> **What to produce**
Look for the word "this". Copy every line of the listing where it occurs.

> **Available data**
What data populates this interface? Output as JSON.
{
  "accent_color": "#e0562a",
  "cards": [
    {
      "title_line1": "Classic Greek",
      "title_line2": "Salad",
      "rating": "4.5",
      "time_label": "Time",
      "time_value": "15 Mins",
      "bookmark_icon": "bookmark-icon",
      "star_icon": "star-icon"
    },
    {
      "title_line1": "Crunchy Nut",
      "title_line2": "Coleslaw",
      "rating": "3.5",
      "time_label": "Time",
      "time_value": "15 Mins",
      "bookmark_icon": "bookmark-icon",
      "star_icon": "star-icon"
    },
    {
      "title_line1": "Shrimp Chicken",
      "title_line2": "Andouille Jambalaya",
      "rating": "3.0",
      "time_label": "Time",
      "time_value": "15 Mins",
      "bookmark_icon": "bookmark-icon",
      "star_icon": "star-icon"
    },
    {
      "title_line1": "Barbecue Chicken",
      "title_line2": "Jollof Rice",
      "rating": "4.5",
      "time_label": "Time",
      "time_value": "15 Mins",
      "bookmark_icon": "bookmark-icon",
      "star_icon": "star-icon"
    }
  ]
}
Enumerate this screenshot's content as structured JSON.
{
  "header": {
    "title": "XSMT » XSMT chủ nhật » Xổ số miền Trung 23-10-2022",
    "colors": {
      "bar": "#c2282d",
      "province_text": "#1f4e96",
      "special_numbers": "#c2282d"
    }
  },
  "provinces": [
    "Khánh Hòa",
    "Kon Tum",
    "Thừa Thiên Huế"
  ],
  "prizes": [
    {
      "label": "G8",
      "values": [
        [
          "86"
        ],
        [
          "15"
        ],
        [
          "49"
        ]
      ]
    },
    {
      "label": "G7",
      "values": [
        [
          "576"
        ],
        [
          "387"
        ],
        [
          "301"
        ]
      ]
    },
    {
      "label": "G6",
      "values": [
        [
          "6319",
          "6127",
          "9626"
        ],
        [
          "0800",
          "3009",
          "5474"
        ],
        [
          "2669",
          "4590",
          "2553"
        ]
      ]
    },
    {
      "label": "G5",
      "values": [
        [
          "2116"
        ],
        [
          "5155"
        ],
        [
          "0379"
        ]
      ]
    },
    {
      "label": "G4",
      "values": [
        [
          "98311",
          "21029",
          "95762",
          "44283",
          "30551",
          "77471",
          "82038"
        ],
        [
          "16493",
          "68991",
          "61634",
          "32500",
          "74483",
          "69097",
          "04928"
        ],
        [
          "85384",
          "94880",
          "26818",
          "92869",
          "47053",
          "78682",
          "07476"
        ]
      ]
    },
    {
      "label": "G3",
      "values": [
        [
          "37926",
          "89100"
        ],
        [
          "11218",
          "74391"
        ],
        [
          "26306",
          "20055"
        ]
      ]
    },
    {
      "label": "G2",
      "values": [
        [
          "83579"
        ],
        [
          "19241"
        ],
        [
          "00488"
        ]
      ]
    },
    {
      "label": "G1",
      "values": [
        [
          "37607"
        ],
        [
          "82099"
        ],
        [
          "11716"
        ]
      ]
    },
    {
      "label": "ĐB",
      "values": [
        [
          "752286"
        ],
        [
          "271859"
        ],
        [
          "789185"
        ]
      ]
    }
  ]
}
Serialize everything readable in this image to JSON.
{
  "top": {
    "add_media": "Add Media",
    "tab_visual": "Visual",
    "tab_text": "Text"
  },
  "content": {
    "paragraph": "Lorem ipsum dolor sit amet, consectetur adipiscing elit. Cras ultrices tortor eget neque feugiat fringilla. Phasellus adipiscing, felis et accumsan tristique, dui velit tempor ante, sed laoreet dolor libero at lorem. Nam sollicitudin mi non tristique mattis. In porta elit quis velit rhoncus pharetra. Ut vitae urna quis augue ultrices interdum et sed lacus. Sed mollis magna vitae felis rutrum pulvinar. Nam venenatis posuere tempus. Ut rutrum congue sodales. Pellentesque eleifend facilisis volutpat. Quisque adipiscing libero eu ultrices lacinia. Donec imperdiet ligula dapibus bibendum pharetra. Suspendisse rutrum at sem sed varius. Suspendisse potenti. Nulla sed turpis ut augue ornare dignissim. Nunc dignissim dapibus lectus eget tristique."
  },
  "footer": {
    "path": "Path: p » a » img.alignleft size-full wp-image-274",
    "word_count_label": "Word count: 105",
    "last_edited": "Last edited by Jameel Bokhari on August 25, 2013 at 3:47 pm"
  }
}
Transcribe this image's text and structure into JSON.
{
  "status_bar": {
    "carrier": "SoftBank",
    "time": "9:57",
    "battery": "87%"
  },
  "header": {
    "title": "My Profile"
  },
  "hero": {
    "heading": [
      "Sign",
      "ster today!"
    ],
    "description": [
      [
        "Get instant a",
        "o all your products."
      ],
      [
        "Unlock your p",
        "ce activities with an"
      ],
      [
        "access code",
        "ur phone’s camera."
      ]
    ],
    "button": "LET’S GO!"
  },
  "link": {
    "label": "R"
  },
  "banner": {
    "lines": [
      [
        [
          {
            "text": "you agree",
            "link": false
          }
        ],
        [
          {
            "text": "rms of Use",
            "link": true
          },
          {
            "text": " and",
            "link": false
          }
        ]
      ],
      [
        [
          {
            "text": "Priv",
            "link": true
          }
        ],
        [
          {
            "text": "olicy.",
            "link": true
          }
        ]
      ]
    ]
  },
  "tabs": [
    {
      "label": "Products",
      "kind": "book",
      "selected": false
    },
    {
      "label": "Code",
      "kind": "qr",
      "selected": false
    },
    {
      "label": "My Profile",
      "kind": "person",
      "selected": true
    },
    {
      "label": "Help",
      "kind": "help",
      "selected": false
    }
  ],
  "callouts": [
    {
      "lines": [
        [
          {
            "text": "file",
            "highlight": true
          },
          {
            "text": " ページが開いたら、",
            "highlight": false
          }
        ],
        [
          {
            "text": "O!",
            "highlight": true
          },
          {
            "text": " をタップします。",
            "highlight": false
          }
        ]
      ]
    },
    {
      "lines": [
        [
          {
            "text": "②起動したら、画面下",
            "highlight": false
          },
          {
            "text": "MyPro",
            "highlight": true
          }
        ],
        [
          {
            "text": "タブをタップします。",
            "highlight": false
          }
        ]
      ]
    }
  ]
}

> **Answer space**
What data populates this interface? Output as JSON.
Enumerate this screenshot's content as structured JSON.
Serialize everything readable in this image to JSON.
Transcribe this image's text and structure into JSON.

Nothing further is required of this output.